Hungarian Geographical Bulletin

Hungarian Geographical Bulletin
ISSN 2064-5031, E-ISSN 2064-5147

2016. VOL. 65. No 2.

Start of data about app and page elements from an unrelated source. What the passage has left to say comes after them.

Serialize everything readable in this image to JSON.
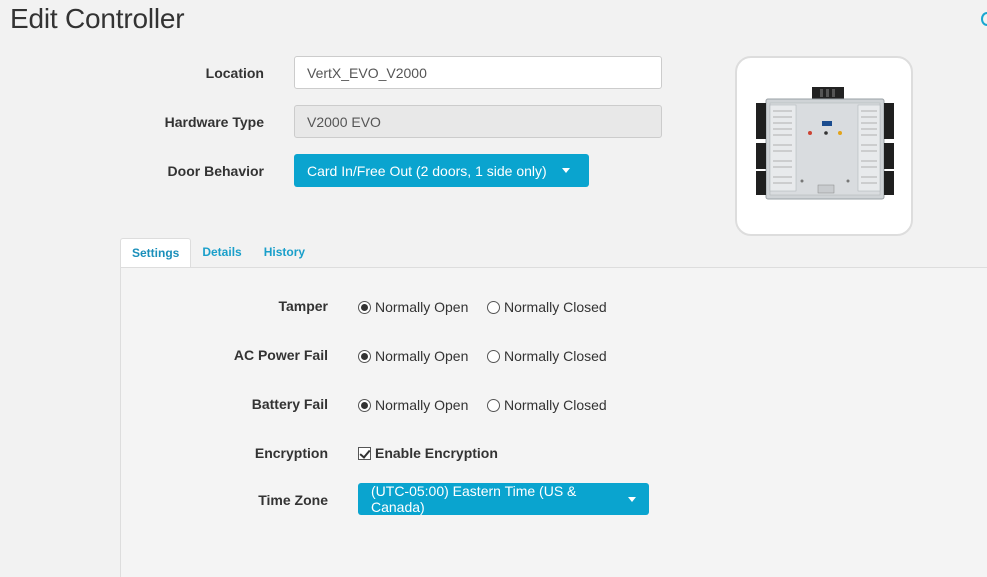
{
  "page": {
    "title": "Edit Controller"
  },
  "form": {
    "location": {
      "label": "Location",
      "value": "VertX_EVO_V2000"
    },
    "hardware_type": {
      "label": "Hardware Type",
      "value": "V2000 EVO"
    },
    "door_behavior": {
      "label": "Door Behavior",
      "value": "Card In/Free Out (2 doors, 1 side only)"
    }
  },
  "device_image": {
    "name": "controller-board-image"
  },
  "tabs": [
    {
      "label": "Settings",
      "active": true
    },
    {
      "label": "Details",
      "active": false
    },
    {
      "label": "History",
      "active": false
    }
  ],
  "settings": {
    "tamper": {
      "label": "Tamper",
      "options": [
        "Normally Open",
        "Normally Closed"
      ],
      "selected": "Normally Open"
    },
    "ac_power_fail": {
      "label": "AC Power Fail",
      "options": [
        "Normally Open",
        "Normally Closed"
      ],
      "selected": "Normally Open"
    },
    "battery_fail": {
      "label": "Battery Fail",
      "options": [
        "Normally Open",
        "Normally Closed"
      ],
      "selected": "Normally Open"
    },
    "encryption": {
      "label": "Encryption",
      "checkbox_label": "Enable Encryption",
      "checked": true
    },
    "time_zone": {
      "label": "Time Zone",
      "value": "(UTC-05:00) Eastern Time (US & Canada)"
    }
  },
  "colors": {
    "accent": "#0aa4cf",
    "tab_text": "#1a9fca"
  }
}
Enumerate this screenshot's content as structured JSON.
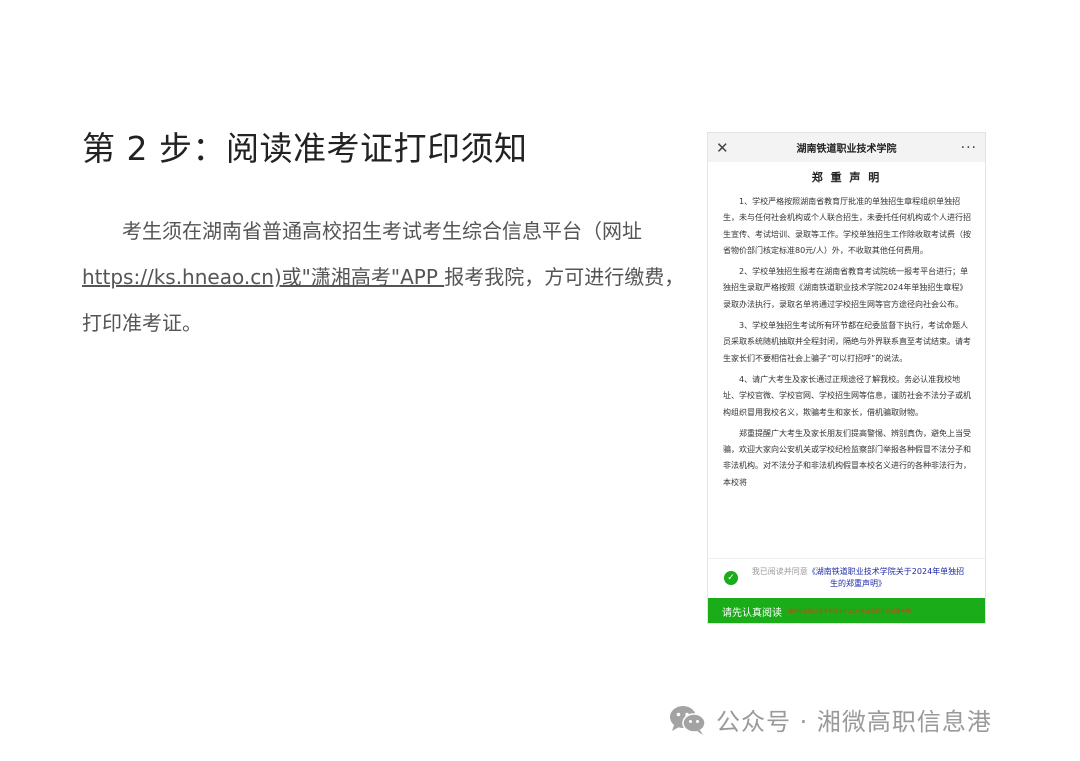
{
  "step_title": "第 2 步：阅读准考证打印须知",
  "intro": {
    "text_before": "考生须在湖南省普通高校招生考试考生综合信息平台（网址",
    "link_text": "https://ks.hneao.cn)或\"潇湘高考\"APP ",
    "text_after": "报考我院，方可进行缴费，打印准考证。"
  },
  "phone": {
    "header_title": "湖南铁道职业技术学院",
    "close_icon": "close-icon",
    "more_icon": "more-icon",
    "notice_title": "郑 重 声 明",
    "paragraphs": [
      "1、学校严格按照湖南省教育厅批准的单独招生章程组织单独招生，未与任何社会机构或个人联合招生，未委托任何机构或个人进行招生宣传、考试培训、录取等工作。学校单独招生工作除收取考试费（按省物价部门核定标准80元/人）外，不收取其他任何费用。",
      "2、学校单独招生报考在湖南省教育考试院统一报考平台进行；单独招生录取严格按照《湖南铁道职业技术学院2024年单独招生章程》录取办法执行，录取名单将通过学校招生网等官方途径向社会公布。",
      "3、学校单独招生考试所有环节都在纪委监督下执行，考试命题人员采取系统随机抽取并全程封闭，隔绝与外界联系直至考试结束。请考生家长们不要相信社会上骗子“可以打招呼”的说法。",
      "4、请广大考生及家长通过正规途径了解我校。务必认准我校地址、学校官微、学校官网、学校招生网等信息，谨防社会不法分子或机构组织冒用我校名义，欺骗考生和家长，借机骗取财物。",
      "郑重提醒广大考生及家长朋友们提高警惕、辨别真伪，避免上当受骗，欢迎大家向公安机关或学校纪检监察部门举报各种假冒不法分子和非法机构。对不法分子和非法机构假冒本校名义进行的各种非法行为，本校将"
    ],
    "agree_prefix": "我已阅读并同意",
    "agree_doc": "《湖南铁道职业技术学院关于2024年单独招生的郑重声明》",
    "read_button": "请先认真阅读",
    "read_hint": "湖南铁道职业技术学院关于2024年单独招生的郑重声明"
  },
  "watermark": {
    "icon": "wechat-icon",
    "text": "公众号 · 湘微高职信息港"
  },
  "colors": {
    "accent_green": "#1aad19",
    "link_blue": "#1c2aa8",
    "hint_red": "#d83a1a"
  }
}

Article details
Differences between the evaluation of thermal environment in shaded and sunny position
65/2. 139-153. (2016)
Great attention has been paid in the last one and a half decade to the subjective evaluation of atmospheric conditions in different outdoor and semi-outdoor urban environments. Several field surveys were conducted all around the world in order to specify those physical and personal factors that influence the perception of thermal environment. Many studies reported about seasonal differences in the subjective assessment concerning thermal sensitivity as well as the so-called neutral temperature. The present investigation aims to reveal these seasonal differences in Hungary and to scrutinise the effect of solar exposure (staying in shaded position or in the sun) on these patterns. The analyses are based on a long-term outdoor thermal comfort project with 78 measurements days conducted on six recreational places in Szeged, Hungary. In the frame of the project thousands of people were asked about their actual thermal sensation and about their preference for any change regarding the thermal environment. Parallel to the questionnaire survey, detailed human bio-meteorological measurements were carried out in the vicinity of the questioned individuals. A well-established human bio-meteorological index was calculated from the measured atmospheric parameters: the Physiologically Equivalent Temperature (PET). Regression analysis was performed between the subjective and objective measures in order to specify neutral and preferred temperatures (nPET, pPET). Furthermore, in the case pPET values a new assignment procedure was also implemented building on probit model technique. The two analytical approaches resulted in very similar pPET values in every case when the sample size was sufficiently large. The study revealed much higher pPET than nPET values in every season; moreover, significant differences depending on the sun exposure of the subjects.
subjective assessment, Physiologically Equivalent Temperature, neutral and preferred temperature, solar exposure
Published online
2016. 06. 29.